Pick out the lines in the listing below that contain the word "icon" and copy them.

== Segment start ==

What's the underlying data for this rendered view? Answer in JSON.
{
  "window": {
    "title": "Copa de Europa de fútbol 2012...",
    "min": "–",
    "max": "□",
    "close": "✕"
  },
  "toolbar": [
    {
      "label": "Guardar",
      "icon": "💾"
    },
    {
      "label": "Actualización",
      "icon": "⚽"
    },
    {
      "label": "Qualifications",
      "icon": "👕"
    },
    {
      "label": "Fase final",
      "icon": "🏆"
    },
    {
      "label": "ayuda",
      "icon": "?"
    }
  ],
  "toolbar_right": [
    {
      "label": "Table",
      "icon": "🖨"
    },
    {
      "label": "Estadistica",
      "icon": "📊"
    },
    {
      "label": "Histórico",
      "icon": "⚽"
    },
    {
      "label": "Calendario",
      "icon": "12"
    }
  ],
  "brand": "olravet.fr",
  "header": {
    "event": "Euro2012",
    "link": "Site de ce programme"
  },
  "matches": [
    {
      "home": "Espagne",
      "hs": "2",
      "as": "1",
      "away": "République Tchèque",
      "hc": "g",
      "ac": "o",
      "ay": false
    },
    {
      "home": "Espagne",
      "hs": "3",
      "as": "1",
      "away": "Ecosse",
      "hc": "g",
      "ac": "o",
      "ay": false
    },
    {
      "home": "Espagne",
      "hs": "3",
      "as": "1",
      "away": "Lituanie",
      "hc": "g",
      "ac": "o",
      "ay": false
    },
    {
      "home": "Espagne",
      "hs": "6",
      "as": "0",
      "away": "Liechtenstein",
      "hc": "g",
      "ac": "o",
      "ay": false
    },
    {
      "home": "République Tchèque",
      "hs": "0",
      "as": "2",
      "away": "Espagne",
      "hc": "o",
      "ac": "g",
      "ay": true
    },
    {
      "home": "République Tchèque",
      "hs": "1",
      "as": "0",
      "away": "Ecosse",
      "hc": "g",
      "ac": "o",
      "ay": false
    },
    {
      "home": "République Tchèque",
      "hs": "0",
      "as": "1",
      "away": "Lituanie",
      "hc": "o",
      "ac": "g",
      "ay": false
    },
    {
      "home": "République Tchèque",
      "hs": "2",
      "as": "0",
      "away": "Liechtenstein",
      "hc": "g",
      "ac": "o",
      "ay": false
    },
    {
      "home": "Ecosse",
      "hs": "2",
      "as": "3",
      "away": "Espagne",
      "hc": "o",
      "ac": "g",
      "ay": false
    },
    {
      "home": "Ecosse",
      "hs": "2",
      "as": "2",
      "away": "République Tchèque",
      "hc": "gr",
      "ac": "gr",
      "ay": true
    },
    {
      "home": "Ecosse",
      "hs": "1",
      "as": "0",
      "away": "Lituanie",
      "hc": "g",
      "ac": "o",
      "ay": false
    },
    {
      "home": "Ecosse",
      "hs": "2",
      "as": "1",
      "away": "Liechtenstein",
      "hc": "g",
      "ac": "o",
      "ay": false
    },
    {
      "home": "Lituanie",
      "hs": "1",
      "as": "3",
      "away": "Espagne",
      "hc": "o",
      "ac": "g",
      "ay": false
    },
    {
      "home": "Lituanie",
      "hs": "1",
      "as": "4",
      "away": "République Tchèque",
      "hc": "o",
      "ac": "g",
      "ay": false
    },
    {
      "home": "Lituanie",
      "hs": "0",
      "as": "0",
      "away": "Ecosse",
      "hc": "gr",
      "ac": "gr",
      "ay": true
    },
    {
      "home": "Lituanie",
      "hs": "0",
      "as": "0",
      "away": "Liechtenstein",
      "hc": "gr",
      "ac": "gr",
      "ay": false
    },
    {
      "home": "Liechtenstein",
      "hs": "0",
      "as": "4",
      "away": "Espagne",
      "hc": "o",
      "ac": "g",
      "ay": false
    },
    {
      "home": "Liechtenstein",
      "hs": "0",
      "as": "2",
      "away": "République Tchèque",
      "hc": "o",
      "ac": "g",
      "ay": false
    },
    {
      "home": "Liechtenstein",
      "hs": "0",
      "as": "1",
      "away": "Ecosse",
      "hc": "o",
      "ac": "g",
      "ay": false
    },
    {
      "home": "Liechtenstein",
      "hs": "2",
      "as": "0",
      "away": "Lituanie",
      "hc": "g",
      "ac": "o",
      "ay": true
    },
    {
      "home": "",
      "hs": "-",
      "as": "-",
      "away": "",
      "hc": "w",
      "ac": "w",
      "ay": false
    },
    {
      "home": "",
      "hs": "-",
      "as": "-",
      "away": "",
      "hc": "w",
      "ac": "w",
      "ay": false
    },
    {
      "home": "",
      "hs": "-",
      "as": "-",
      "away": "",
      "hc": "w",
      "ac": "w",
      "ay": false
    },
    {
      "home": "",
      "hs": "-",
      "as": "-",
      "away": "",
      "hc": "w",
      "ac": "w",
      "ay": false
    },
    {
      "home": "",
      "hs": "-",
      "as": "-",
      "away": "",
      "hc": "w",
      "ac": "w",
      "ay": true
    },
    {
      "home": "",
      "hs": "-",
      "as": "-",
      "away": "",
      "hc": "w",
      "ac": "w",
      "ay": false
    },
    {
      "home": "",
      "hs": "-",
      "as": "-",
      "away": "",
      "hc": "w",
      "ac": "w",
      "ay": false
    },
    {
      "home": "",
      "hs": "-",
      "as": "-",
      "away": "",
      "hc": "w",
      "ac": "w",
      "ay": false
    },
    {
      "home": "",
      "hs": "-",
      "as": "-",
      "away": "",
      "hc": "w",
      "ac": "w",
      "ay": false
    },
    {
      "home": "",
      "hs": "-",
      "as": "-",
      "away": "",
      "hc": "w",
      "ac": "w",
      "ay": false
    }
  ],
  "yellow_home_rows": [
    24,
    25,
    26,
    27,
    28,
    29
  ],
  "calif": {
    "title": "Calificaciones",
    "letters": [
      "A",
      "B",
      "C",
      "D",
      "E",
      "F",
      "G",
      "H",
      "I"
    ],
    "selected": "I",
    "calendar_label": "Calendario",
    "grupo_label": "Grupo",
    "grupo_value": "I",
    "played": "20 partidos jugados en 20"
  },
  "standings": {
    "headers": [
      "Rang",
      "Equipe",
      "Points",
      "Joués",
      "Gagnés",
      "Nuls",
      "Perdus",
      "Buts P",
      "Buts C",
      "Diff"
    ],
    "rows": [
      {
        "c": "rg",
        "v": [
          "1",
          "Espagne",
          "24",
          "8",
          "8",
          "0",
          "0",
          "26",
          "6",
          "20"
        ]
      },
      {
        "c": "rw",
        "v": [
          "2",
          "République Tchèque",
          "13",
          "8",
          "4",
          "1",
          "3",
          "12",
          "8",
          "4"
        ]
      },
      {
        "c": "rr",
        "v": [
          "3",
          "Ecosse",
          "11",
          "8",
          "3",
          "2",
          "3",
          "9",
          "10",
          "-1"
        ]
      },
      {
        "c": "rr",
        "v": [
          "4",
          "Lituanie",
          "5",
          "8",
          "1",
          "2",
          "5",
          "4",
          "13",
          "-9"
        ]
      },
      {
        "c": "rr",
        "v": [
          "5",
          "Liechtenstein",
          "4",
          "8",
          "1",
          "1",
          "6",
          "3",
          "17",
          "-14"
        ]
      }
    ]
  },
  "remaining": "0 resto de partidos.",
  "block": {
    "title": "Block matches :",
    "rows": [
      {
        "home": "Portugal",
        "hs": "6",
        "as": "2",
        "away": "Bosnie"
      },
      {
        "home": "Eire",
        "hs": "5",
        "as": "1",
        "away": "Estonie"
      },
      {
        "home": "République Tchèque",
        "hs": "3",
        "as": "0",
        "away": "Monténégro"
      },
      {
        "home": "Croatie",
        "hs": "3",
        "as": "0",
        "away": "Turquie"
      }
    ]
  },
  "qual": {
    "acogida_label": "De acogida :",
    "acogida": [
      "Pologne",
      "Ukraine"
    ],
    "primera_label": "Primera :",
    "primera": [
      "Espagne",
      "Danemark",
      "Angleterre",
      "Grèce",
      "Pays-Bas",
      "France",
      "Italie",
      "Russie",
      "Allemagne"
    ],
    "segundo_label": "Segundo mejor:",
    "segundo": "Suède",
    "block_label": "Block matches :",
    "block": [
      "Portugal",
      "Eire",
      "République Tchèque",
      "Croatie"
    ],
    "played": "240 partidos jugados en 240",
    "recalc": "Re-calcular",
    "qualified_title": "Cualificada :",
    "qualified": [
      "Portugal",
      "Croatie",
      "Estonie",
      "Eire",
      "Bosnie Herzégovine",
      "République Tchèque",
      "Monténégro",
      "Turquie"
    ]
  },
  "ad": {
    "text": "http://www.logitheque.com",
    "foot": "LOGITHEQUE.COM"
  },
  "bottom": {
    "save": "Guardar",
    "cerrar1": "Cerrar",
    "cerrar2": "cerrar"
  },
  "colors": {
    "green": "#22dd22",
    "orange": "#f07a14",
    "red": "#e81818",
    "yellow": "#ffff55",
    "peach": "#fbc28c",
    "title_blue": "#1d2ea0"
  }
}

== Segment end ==

Solved exercise
      "icon": "💾"
      "icon": "⚽"
      "icon": "👕"
      "icon": "🏆"
      "icon": "?"
      "icon": "🖨"
      "icon": "📊"
      "icon": "⚽"
      "icon": "12"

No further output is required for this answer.